A month before the shooting, Vitalis had been arrested after being found with a stolen mobile phone and detained at Shauri Moyo police station. He was never taken to court, but the phone was handed back to its owner, his mother says.

“The officers had told me to give them Sh20,000 for them to release my son but since I did not have it, I told them to take him to court if they had strong evidence against him,” she said. Mr Odongo was released and started working, clearing the drainage within the slum, unaware that he was a marked man.

“The officer, who was well known to me, told our local chief that he would kill my son since he was suspected to be involved in criminal activities. I do not understand why he did not arrest him,” said Mr Odongo's mother.

Preliminary investigations show that even after he was overwhelmed, the officer continued shooting him. “I still do not understand why he could not arrest him, even after he had shot him both on the hand and leg. My son ran up to her sister’s house and he followed him there,” she said.

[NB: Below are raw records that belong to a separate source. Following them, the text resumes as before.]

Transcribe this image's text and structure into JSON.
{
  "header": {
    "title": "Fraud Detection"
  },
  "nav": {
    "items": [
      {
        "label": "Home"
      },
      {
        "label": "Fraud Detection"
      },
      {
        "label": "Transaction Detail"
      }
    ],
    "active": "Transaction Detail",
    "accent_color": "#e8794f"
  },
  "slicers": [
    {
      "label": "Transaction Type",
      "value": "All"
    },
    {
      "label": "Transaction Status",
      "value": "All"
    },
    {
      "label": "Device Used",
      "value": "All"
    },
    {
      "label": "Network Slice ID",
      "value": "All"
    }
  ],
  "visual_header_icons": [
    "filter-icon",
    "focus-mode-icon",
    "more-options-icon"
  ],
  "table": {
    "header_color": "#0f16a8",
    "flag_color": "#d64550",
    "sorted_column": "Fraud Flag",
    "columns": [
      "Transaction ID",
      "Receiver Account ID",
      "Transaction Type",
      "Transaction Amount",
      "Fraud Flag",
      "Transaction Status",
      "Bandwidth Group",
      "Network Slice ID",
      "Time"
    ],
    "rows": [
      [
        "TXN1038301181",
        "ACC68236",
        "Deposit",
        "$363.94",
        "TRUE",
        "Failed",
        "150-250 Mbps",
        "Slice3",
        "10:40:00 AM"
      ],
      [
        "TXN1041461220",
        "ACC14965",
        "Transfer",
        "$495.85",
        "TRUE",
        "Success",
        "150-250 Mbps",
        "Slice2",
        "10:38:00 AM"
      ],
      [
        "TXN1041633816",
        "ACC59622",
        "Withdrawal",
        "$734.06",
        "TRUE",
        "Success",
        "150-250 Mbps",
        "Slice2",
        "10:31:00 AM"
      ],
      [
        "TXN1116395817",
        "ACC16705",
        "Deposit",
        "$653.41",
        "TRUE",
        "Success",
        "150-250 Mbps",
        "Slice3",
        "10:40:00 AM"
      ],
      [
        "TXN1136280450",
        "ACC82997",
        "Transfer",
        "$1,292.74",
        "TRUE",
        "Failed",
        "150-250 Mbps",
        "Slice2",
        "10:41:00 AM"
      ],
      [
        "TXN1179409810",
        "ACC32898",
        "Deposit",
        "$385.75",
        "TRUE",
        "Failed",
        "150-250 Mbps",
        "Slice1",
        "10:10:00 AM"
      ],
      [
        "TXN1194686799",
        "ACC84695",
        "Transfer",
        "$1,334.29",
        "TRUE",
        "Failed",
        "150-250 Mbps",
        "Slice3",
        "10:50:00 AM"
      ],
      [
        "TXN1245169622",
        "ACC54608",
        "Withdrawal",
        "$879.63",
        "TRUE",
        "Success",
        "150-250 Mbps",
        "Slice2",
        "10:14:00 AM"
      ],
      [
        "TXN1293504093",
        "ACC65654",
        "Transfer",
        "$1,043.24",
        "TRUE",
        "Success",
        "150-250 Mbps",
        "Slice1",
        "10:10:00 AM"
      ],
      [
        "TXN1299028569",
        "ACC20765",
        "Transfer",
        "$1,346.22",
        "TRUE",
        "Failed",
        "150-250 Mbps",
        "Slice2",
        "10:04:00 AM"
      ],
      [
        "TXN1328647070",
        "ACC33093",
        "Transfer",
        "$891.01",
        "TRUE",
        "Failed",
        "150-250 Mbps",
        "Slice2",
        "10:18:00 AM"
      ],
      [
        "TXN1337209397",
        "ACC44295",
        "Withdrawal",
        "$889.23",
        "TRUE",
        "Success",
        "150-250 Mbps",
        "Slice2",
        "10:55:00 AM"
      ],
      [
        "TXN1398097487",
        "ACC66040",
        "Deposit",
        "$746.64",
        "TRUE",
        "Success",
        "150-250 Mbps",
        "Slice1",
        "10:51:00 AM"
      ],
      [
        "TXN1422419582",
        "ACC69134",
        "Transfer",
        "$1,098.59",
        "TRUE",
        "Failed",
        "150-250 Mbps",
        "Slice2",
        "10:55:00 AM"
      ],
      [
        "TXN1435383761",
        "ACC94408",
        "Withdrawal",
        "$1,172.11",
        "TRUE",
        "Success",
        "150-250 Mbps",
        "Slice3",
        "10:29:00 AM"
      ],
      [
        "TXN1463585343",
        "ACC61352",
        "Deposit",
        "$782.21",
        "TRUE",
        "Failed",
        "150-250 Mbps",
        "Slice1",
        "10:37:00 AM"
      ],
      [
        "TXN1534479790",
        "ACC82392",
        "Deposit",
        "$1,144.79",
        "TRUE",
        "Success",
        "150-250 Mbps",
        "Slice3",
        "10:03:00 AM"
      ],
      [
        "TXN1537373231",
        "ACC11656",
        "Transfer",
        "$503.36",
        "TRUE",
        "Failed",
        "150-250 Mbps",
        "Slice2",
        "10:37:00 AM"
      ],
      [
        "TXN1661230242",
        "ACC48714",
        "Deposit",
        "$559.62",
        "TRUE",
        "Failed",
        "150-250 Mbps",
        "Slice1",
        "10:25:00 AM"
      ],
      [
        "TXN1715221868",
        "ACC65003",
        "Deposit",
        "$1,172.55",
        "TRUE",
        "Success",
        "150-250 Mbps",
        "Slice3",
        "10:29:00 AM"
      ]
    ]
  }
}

Interestingly, the police report also did not indicate the number of rounds that were fired by the officer.  “The matter is under investigations. The law is very clear that justified force must stop once the threat ends,” said a senior officer who sought anonymity.

The National Police Service spokesman George Kinoti said that officers could use lethal force while apprehending a suspect or trying to prevent a crime, depending on the circumstance.

For force to be considered justifiable, the threat itself must be unavoidable and immediate, and the amount of force used must be at an appropriate level under the circumstance.

“Every shooting should raise the question whether the officers needed to shoot,” the Police spokesman said.